[Start of section]
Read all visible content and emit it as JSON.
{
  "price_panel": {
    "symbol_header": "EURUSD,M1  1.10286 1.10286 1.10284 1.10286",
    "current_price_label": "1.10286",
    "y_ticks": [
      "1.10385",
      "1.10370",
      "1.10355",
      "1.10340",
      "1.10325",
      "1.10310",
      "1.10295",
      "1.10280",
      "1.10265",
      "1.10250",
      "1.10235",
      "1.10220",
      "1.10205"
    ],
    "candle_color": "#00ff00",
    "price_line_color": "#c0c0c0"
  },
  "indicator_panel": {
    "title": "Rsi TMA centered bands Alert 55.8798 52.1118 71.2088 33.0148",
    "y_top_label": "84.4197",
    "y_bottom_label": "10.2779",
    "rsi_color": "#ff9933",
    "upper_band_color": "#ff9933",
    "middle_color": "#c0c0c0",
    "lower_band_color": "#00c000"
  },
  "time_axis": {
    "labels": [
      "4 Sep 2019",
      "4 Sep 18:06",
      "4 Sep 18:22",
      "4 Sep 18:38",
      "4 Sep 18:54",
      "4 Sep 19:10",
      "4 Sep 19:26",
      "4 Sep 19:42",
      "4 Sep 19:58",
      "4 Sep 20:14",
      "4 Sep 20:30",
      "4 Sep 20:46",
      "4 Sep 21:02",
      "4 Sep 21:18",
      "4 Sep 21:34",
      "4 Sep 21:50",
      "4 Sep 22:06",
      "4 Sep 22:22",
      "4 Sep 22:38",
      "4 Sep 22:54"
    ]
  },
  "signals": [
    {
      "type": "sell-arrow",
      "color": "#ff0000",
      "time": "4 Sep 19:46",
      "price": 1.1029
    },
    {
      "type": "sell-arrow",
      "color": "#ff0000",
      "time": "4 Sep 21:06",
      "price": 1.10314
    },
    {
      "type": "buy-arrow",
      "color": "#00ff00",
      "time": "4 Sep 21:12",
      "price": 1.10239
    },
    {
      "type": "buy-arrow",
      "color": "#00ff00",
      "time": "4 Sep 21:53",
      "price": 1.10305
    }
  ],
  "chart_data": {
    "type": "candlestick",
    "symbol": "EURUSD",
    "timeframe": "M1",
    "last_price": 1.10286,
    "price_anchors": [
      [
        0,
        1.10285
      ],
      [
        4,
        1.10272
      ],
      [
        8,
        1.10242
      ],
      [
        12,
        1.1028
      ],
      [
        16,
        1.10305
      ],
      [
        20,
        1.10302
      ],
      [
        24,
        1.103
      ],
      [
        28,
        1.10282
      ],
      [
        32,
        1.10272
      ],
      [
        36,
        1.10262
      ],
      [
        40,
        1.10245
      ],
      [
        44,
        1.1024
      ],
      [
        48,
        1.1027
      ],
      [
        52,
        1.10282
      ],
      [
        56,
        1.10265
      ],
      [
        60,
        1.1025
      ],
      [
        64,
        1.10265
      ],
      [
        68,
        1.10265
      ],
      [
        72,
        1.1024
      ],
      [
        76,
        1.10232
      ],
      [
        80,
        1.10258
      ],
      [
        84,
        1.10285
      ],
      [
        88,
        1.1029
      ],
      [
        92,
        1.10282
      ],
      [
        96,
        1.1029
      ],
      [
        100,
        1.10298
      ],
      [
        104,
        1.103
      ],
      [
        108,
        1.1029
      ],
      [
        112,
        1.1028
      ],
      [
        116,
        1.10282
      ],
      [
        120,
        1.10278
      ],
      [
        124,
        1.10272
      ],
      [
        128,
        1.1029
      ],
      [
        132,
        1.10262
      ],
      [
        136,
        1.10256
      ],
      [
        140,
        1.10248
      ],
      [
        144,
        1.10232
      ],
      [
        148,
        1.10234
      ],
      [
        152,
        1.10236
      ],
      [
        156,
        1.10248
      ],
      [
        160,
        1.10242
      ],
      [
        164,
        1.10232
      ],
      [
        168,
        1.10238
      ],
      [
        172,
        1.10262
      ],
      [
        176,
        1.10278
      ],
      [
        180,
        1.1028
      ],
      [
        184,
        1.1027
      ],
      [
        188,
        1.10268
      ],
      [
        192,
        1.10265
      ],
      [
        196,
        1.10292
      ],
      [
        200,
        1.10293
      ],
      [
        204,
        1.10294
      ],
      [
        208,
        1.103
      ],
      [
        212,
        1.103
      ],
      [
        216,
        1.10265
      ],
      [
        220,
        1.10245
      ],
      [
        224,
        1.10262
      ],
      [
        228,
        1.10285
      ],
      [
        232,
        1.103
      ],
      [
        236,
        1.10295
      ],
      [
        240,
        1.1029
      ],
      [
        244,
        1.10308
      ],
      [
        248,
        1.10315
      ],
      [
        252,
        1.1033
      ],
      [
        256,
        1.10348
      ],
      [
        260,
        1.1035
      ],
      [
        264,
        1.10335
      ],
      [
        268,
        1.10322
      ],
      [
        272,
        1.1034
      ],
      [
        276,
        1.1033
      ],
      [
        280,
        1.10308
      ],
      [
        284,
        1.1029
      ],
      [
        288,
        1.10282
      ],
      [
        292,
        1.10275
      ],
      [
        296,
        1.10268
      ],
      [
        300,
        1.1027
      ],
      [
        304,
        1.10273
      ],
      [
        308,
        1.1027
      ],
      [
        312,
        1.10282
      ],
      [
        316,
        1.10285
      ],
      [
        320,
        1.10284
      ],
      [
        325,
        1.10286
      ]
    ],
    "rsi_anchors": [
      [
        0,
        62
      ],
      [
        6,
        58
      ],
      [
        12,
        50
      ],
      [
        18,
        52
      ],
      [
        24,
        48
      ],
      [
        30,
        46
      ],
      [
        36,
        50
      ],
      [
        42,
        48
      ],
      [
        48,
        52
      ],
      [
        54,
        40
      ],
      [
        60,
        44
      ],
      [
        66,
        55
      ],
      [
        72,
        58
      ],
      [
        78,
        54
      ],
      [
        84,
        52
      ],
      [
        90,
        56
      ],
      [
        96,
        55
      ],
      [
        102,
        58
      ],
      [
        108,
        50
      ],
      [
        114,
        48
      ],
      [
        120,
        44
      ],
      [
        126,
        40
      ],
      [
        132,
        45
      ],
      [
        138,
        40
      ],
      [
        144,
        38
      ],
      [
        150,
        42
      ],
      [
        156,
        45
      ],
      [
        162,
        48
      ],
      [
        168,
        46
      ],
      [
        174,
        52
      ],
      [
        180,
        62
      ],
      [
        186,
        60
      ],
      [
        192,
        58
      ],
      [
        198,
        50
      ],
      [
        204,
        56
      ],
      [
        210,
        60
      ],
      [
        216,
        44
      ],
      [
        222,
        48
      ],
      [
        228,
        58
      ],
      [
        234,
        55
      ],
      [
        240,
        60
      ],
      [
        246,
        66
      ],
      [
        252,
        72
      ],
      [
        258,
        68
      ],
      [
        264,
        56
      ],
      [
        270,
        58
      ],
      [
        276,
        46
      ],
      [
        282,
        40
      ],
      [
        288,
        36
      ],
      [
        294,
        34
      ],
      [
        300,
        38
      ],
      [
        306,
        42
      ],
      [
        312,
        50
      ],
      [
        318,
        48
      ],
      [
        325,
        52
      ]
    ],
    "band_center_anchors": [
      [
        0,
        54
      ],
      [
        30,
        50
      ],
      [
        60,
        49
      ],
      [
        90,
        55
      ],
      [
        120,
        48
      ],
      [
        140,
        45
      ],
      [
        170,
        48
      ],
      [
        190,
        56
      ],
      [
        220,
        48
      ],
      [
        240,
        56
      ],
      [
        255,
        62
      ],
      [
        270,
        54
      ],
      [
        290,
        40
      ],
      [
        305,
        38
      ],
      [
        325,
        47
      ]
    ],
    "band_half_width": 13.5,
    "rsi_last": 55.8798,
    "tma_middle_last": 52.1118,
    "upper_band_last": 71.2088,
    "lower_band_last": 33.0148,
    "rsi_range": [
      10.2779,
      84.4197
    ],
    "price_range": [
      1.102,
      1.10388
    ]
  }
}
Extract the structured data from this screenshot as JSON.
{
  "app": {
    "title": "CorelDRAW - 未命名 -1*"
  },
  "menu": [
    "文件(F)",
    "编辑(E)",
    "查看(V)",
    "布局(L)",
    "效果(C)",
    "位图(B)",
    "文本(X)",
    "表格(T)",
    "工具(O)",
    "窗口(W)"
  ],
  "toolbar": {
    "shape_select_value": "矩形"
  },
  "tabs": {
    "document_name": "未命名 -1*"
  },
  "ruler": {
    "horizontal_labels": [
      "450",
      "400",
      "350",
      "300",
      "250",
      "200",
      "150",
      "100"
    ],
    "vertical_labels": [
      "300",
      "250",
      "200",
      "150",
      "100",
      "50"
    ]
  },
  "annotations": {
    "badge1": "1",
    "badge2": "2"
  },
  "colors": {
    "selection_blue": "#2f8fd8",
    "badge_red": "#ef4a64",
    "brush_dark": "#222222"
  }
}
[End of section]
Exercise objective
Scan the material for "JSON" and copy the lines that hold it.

Task answer
Read all visible content and emit it as JSON.
Extract the structured data from this screenshot as JSON.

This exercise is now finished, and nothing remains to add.